# Entries from a dataset of interfaces:

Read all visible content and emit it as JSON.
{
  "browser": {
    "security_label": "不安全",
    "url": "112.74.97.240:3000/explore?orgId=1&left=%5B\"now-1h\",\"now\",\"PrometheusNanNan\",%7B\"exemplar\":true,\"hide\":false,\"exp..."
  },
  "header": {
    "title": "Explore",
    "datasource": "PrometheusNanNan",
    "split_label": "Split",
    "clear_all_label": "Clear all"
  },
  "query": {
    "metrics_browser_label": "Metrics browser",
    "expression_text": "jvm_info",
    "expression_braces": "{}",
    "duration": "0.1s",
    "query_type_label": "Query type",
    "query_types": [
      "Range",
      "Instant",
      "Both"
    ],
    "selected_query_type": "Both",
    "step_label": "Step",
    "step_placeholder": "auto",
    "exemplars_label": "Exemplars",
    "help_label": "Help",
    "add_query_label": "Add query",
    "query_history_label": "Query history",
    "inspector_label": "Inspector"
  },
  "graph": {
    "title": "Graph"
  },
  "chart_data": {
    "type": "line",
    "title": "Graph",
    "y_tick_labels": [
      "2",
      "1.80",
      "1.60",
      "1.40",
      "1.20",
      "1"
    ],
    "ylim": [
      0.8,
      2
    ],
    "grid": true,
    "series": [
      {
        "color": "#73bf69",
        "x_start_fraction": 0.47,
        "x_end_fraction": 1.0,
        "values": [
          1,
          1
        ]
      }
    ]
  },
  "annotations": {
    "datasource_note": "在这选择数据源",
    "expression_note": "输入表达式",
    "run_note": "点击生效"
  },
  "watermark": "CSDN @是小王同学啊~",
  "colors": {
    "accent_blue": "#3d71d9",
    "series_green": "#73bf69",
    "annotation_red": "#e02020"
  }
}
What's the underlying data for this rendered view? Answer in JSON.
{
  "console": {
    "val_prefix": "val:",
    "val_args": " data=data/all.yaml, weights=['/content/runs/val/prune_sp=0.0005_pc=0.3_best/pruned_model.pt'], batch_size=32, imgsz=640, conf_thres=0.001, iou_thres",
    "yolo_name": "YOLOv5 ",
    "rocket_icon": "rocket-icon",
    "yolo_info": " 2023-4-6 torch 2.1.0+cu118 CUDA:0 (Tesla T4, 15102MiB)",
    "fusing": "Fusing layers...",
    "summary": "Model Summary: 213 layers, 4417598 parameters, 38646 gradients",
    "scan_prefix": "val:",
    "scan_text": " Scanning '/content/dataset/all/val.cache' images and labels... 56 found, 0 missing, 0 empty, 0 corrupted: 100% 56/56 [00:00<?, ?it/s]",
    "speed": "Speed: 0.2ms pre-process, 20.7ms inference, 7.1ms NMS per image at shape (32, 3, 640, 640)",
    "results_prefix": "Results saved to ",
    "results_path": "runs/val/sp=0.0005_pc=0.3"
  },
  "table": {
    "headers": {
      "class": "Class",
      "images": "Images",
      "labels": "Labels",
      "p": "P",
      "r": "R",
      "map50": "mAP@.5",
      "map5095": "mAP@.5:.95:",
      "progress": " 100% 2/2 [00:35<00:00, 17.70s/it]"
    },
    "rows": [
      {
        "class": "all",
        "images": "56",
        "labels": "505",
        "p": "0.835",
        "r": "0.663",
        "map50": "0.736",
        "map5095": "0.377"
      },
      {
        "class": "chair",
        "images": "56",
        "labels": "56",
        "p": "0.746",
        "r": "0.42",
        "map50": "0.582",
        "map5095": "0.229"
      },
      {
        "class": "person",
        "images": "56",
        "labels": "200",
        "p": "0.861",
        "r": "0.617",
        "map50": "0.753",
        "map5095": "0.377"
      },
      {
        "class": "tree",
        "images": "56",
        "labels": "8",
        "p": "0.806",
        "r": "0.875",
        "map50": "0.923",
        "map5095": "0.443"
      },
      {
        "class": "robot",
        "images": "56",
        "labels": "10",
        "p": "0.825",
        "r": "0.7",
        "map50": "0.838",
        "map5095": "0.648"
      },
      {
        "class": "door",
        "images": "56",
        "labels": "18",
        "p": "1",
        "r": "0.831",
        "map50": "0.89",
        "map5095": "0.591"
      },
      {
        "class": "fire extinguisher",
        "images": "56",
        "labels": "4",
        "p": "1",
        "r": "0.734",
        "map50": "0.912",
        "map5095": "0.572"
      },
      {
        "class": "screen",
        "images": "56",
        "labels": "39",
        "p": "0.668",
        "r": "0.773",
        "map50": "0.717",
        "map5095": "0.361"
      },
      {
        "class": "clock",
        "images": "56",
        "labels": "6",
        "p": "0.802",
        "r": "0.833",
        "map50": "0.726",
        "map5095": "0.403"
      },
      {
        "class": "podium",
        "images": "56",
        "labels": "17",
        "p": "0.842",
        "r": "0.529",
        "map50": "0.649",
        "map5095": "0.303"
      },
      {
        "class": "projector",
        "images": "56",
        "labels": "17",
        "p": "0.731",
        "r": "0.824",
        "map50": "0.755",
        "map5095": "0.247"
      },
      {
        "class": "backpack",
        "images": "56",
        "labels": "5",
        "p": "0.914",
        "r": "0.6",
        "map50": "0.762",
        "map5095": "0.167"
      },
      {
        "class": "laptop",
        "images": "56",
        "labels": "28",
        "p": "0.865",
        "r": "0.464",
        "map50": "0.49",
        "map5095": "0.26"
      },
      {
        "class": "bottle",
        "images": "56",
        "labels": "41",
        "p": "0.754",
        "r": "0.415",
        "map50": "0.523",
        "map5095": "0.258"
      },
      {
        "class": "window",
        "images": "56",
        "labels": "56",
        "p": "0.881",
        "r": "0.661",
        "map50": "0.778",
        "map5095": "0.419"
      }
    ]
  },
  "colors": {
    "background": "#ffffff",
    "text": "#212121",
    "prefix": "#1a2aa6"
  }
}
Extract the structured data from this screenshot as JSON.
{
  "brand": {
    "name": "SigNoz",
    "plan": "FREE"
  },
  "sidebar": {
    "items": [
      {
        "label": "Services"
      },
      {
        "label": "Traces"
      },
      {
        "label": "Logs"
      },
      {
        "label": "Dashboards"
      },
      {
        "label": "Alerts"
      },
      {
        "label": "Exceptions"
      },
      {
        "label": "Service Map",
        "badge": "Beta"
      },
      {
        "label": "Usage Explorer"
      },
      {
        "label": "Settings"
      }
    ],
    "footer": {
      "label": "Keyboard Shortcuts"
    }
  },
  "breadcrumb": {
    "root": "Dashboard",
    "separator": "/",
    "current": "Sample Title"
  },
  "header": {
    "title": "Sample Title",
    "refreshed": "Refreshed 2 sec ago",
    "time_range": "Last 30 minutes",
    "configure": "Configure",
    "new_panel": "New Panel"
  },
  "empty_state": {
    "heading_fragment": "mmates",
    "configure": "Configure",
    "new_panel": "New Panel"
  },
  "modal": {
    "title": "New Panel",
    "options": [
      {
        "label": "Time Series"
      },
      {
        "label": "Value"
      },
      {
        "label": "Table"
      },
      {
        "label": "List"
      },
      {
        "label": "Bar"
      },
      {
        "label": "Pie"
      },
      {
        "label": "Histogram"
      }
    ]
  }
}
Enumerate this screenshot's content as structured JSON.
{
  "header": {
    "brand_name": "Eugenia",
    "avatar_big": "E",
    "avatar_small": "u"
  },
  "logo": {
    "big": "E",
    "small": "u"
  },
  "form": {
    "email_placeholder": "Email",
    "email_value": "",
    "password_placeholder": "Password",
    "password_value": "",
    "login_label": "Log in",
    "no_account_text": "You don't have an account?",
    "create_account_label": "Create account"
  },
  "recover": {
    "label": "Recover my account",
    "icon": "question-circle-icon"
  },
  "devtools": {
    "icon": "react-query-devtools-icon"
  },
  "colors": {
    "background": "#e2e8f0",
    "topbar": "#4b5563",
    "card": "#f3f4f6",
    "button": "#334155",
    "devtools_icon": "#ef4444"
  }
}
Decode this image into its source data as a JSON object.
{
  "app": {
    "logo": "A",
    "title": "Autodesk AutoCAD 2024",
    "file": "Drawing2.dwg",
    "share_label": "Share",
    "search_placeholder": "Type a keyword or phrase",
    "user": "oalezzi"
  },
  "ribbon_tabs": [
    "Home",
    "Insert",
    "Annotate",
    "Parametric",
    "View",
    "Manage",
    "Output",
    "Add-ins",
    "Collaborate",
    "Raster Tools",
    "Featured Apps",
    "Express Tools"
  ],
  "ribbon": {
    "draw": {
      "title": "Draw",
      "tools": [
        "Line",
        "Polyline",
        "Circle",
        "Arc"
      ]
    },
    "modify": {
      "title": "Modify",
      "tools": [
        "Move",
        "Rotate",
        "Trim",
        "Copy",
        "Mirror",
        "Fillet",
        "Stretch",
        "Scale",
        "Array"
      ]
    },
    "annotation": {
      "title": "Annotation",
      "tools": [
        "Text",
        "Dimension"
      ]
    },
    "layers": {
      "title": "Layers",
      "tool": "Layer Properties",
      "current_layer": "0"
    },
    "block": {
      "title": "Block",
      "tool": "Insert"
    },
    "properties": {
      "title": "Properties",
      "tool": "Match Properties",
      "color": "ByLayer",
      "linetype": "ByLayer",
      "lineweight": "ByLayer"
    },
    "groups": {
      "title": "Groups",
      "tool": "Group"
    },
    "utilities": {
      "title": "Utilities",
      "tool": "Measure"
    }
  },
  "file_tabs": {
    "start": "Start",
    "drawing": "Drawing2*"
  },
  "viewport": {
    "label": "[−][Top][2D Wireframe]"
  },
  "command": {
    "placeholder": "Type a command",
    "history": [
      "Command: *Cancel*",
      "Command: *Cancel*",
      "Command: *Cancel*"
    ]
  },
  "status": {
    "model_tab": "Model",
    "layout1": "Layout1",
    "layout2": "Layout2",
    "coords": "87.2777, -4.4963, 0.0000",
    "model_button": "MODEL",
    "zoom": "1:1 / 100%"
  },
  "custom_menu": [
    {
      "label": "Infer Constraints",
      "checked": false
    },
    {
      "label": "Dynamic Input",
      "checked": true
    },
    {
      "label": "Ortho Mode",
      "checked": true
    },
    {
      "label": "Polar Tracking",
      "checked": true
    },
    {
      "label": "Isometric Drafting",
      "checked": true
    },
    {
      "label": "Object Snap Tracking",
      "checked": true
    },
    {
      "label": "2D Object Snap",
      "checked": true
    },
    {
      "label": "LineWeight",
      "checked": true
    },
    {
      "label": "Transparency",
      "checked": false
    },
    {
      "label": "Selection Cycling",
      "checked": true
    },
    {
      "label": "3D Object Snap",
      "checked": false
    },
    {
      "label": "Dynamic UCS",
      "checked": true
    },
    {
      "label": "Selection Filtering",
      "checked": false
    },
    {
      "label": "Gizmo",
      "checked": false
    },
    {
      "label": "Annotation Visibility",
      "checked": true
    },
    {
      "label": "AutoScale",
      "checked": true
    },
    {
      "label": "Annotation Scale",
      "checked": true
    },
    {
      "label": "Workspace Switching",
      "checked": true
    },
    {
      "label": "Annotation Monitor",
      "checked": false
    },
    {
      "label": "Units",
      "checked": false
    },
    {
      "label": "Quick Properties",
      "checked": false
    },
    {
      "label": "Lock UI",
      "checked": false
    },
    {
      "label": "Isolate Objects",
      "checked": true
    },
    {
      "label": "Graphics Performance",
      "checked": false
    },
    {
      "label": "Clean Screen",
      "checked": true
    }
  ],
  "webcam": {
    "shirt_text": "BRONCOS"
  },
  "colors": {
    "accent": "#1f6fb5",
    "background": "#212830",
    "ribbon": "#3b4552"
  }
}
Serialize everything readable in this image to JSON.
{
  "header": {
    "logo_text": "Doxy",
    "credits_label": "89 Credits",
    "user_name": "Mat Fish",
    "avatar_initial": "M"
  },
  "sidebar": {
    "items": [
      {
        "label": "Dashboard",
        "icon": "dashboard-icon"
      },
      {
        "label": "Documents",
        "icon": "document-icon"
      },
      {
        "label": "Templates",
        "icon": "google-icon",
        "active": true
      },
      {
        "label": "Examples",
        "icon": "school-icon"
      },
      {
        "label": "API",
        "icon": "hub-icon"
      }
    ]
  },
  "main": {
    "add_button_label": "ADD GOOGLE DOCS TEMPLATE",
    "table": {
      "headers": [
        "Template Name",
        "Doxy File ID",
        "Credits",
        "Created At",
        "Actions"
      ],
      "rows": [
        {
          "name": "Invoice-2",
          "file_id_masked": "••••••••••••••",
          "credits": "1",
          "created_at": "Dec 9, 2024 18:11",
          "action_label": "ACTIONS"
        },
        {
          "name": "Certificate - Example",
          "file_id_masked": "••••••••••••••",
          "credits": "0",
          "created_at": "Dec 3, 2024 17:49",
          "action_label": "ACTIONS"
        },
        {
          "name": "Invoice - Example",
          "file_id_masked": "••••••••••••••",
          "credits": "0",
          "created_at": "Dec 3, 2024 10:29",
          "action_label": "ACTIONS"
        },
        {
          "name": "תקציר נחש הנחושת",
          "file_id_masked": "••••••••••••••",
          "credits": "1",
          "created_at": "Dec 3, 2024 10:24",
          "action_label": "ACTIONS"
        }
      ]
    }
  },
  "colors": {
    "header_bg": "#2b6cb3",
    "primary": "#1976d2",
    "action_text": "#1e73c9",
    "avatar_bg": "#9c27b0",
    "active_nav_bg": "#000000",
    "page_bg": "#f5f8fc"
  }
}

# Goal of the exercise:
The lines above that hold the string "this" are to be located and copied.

# Reply:
What's the underlying data for this rendered view? Answer in JSON.
Extract the structured data from this screenshot as JSON.
Enumerate this screenshot's content as structured JSON.
Decode this image into its source data as a JSON object.
Serialize everything readable in this image to JSON.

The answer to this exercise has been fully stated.